## TASK
Wherever the word "time" appears in a line below, that line counts; report the total number of such lines only.

[DATA EXTRACTS]

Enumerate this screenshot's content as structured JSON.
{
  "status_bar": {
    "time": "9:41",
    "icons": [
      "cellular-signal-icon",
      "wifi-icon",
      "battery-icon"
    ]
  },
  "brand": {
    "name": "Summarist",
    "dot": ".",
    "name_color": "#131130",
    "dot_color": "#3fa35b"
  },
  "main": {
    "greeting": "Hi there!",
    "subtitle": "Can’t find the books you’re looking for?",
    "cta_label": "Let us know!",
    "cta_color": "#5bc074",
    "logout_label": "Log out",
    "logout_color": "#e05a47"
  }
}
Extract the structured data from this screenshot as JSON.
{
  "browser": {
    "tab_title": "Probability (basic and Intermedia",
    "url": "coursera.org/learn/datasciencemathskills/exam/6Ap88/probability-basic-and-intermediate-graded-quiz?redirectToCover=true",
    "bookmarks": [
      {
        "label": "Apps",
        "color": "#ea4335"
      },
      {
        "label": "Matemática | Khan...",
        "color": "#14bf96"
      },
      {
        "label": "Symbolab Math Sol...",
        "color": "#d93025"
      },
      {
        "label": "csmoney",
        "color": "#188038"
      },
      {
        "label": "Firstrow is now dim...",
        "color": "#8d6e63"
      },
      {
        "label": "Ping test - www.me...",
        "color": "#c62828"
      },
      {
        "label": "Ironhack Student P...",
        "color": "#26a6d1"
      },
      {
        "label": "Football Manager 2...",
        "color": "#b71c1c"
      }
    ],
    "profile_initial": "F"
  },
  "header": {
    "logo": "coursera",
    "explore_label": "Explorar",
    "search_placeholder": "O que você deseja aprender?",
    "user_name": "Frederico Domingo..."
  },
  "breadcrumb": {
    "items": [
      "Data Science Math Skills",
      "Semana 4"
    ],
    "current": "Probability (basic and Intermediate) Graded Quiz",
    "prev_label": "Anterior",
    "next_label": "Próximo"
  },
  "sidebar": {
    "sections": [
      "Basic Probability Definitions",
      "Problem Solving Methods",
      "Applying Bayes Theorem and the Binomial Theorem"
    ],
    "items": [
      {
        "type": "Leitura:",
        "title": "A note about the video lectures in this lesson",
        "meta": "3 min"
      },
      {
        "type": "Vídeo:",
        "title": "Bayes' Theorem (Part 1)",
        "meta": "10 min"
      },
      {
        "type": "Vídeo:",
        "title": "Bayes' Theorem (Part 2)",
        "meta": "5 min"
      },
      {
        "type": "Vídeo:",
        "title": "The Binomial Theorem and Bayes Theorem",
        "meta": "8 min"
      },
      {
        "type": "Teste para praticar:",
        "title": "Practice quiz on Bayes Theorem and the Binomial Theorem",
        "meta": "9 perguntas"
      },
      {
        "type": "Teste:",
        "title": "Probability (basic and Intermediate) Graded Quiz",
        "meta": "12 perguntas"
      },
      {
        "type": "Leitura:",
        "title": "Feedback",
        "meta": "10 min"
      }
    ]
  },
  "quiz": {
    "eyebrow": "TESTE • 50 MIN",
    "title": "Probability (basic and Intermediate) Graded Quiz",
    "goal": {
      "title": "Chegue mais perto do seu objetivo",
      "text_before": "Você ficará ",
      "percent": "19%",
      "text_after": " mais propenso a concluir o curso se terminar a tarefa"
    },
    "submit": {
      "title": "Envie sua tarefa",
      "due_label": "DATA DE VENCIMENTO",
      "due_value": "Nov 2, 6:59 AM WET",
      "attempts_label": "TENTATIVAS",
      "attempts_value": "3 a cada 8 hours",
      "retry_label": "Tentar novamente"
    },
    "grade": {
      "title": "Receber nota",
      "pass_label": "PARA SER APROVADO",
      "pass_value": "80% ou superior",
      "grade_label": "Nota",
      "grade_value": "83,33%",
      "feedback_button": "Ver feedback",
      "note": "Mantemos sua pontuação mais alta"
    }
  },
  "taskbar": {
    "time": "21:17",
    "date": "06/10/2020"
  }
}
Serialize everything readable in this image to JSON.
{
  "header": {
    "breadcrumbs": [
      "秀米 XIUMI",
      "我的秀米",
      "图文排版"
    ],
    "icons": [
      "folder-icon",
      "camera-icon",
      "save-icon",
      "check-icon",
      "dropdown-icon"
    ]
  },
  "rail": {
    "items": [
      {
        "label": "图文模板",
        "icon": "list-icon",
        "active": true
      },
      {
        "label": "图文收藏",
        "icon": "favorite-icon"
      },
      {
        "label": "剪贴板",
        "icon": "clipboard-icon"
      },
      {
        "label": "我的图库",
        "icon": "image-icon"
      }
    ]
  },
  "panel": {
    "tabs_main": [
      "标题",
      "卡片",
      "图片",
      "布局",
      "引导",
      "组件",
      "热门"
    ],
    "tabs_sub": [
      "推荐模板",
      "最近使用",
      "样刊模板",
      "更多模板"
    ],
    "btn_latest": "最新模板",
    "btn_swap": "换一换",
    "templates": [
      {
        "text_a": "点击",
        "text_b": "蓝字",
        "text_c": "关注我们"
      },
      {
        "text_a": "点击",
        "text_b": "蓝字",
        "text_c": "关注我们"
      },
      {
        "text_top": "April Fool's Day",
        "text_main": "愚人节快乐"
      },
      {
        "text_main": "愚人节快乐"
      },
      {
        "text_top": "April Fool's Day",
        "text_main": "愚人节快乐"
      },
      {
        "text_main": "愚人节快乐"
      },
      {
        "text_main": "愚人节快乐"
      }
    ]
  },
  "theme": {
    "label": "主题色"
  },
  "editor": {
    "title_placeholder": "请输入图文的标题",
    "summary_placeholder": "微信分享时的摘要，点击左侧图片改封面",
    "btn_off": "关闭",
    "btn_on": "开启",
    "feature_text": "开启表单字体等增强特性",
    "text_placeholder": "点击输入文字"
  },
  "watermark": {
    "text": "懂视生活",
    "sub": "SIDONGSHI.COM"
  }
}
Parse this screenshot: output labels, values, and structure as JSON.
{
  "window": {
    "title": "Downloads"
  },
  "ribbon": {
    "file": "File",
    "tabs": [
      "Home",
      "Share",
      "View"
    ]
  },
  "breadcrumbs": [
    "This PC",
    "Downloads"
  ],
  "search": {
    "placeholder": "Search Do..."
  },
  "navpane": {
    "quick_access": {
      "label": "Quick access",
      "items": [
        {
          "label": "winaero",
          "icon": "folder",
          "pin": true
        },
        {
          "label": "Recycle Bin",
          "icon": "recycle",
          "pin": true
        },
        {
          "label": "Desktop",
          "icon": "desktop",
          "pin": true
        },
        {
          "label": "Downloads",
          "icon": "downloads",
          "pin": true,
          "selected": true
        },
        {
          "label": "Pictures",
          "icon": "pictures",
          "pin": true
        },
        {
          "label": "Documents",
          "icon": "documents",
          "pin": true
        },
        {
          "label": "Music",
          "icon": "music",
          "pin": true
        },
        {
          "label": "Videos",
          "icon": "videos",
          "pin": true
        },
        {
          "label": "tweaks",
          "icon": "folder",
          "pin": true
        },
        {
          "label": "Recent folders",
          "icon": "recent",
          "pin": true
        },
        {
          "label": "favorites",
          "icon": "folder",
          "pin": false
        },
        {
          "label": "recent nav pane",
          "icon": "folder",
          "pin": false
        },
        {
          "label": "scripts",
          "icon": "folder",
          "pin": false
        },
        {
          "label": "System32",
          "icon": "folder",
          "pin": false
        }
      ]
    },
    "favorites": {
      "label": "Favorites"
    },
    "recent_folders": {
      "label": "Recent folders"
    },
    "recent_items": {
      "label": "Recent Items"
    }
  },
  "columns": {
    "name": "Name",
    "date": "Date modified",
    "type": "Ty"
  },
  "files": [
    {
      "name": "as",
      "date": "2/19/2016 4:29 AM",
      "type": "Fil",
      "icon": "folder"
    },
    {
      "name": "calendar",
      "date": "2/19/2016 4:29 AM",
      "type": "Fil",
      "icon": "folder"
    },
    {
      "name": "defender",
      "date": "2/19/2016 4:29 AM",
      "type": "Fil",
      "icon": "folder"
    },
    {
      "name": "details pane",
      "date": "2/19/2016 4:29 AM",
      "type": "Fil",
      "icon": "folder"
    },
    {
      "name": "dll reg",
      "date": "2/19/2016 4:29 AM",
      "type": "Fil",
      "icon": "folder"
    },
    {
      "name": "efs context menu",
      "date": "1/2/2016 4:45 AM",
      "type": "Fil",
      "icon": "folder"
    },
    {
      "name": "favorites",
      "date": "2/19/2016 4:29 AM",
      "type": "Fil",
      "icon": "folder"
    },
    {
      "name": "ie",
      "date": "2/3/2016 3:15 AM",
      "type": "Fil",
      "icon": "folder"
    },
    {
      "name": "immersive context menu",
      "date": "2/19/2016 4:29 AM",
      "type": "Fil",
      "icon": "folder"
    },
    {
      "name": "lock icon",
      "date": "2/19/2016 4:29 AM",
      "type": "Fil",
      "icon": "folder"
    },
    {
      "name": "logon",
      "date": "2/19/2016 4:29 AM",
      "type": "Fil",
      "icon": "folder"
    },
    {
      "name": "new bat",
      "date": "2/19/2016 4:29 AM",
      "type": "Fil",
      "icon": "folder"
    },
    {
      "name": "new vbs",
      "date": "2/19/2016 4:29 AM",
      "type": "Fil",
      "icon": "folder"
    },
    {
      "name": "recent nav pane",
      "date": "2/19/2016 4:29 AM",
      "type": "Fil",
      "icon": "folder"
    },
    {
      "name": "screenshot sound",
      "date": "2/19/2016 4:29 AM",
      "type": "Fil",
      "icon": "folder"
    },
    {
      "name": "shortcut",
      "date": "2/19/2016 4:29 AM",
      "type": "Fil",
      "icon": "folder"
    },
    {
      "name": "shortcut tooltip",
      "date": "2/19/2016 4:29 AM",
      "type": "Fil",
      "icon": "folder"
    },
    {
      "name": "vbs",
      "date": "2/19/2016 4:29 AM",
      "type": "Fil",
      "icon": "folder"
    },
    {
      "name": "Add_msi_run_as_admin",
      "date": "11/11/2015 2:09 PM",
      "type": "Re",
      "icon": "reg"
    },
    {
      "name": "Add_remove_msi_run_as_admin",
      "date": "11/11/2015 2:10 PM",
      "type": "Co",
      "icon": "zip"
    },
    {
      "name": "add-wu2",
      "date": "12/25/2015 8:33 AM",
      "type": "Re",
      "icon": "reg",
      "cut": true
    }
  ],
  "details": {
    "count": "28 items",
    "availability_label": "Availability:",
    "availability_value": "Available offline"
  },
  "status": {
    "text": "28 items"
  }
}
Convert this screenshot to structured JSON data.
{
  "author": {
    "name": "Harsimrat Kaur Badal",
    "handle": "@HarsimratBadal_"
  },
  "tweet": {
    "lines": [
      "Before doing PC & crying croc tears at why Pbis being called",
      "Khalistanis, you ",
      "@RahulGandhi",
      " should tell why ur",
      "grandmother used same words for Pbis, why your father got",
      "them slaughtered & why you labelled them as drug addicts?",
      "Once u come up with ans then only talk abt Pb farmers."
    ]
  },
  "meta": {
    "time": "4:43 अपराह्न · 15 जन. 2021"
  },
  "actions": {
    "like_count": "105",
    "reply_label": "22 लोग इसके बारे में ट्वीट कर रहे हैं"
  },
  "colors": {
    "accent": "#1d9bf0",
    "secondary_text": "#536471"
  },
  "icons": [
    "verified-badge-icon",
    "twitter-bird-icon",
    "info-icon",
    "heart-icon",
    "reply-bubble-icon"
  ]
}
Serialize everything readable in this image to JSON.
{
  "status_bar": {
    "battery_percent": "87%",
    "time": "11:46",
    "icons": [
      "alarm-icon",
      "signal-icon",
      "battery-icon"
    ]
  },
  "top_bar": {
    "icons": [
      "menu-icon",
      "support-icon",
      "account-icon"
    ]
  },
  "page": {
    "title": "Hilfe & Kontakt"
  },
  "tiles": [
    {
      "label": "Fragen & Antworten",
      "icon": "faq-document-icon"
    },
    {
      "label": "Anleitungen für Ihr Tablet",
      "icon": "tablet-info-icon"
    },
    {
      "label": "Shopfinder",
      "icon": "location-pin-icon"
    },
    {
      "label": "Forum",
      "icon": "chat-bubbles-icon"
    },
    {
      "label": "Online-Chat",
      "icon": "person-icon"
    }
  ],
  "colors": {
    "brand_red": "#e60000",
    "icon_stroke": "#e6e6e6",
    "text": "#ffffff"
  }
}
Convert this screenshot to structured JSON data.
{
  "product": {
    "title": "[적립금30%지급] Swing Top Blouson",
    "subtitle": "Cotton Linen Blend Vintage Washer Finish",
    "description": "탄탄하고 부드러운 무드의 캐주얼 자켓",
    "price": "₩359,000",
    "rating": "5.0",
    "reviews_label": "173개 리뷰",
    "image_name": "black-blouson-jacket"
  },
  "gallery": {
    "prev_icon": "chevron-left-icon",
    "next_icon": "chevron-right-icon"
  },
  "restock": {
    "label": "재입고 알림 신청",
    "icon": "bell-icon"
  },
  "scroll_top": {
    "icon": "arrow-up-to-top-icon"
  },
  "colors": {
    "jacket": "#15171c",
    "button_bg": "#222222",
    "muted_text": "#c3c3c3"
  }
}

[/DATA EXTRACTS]

## RESPONSE TO THIS EXERCISE
4